However, the liberal DPK defended the revision, saying it was necessary to ensure the security of residents in border areas and prevent tensions between the two Koreas from rising due to the propaganda leaflets. The Moon administration has pushed for the ban since Kim Yo-jong, sister of North Korea leader Kim Jong-un, called for Seoul in June to take measures against people sending the anti-Pyongyang leaflets.

That's why the main opposition People Power Party has lambasted the governing bloc for giving in to pressure from the North, calling the proposed ban the "Kim Yo-jong" bill. An activist group of North Korean defectors, who have been spearheading the leaflet campaign, has threatened to file a complaint against the ban with the Constitutional Court. Regrettably, the leaflet issue is deepening the ideological divide between progressives and conservatives.

The problem does not stop there. The United Nations and the United States are jumping on the bandwagon to criticize Seoul's move against leaflet sending. Tomas Ojea Quintana, U.N. special rapporteur on human rights in the North, urged South Korea to reconsider the ban before it takes effect. He cited the freedom of expression of activist groups as reasons for reconsideration.

U.S. Deputy Secretary of State Stephen Biegun reportedly conveyed the U.S. government's concern during his trip to Seoul from Dec. 8 to 11 before the proposed leaflet ban obtained approval from the Assembly. The Trump administration has yet to reveal its position on the issue. However, U.S. lawmakers have expressed concerns that the ban might stifle freedom of expression and could make it more difficult for North Koreans to have access to outside information.

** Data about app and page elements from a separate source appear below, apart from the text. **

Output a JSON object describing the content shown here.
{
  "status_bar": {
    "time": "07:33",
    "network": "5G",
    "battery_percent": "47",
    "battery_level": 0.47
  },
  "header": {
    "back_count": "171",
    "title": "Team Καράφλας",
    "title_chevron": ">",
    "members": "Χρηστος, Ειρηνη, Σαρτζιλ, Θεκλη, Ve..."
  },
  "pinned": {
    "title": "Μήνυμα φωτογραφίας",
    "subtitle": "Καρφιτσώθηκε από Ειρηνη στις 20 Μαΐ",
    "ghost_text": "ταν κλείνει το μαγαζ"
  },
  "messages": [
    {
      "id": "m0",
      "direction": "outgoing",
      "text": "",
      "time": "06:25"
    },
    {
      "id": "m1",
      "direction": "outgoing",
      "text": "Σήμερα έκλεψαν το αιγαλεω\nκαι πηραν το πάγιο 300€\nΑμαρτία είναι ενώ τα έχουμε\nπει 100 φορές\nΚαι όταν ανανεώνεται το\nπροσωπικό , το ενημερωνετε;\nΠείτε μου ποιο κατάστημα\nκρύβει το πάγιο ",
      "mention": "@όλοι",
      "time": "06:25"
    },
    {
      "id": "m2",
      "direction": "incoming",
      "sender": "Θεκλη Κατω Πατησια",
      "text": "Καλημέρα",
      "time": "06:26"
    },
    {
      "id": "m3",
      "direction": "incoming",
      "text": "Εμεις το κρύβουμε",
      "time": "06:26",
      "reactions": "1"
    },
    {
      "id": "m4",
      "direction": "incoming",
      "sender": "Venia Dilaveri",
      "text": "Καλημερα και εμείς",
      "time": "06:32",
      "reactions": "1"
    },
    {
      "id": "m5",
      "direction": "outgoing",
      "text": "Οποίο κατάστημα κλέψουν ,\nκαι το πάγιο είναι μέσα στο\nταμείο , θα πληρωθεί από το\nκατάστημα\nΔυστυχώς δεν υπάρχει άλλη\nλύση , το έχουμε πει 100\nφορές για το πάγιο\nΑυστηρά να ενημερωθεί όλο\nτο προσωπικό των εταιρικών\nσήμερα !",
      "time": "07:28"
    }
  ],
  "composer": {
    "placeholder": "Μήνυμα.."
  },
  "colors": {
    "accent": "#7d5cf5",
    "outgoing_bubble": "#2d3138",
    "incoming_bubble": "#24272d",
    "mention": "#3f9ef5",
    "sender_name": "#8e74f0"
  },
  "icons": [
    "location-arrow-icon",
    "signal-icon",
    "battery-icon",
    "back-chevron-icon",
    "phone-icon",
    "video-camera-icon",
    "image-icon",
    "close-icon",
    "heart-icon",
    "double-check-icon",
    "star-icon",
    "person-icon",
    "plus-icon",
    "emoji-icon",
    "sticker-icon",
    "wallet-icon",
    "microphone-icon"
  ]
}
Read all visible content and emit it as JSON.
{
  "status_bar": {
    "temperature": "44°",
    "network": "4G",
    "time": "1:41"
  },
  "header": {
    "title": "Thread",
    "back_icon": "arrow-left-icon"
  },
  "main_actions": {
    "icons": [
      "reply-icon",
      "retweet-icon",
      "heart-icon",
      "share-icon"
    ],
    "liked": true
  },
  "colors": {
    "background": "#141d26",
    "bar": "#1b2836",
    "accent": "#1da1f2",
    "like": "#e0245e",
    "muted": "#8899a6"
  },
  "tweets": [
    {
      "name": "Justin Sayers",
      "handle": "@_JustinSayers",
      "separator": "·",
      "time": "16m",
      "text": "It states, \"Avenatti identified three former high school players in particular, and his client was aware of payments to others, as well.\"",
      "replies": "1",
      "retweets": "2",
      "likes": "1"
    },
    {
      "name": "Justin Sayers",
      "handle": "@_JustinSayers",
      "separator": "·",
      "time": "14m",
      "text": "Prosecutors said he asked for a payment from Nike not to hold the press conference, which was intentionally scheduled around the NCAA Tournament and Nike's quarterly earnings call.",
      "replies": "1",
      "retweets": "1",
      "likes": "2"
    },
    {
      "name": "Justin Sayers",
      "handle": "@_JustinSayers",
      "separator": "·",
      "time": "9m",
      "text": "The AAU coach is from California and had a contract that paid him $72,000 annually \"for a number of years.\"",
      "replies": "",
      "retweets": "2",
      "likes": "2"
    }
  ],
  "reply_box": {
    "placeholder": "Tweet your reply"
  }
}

Rep. Chris Smith, R-N.J., said he would have the U.S. government re-evaluate South Korea in its upcoming reports on human rights and religious freedom. Smith, co-chair of the bipartisan Tom Lantos Human Rights Commission, argued that the legislation of the leaflet prohibition could violate the South Korea's Constitution and its obligations under the International Covenant on Civil and Political Rights (ICCPR). According to media reports, the commission is likely to hold a hearing on the ban next month when the U.S. Congress begins a new session.

Now, the Moon Jae-in government should make efforts to prevent the leaflet issue from turning into a diplomatic row with the incoming Joe Biden administration which will focus its foreign policy on promoting human rights and democratic values. Moon needs to pay more heed to international criticism. He should not put human rights issues on the backburner to press ahead with reconciliation with the oppressive Kim Jong-un regime.

Send Feedback
How can we improve?
Thanks for your feedback!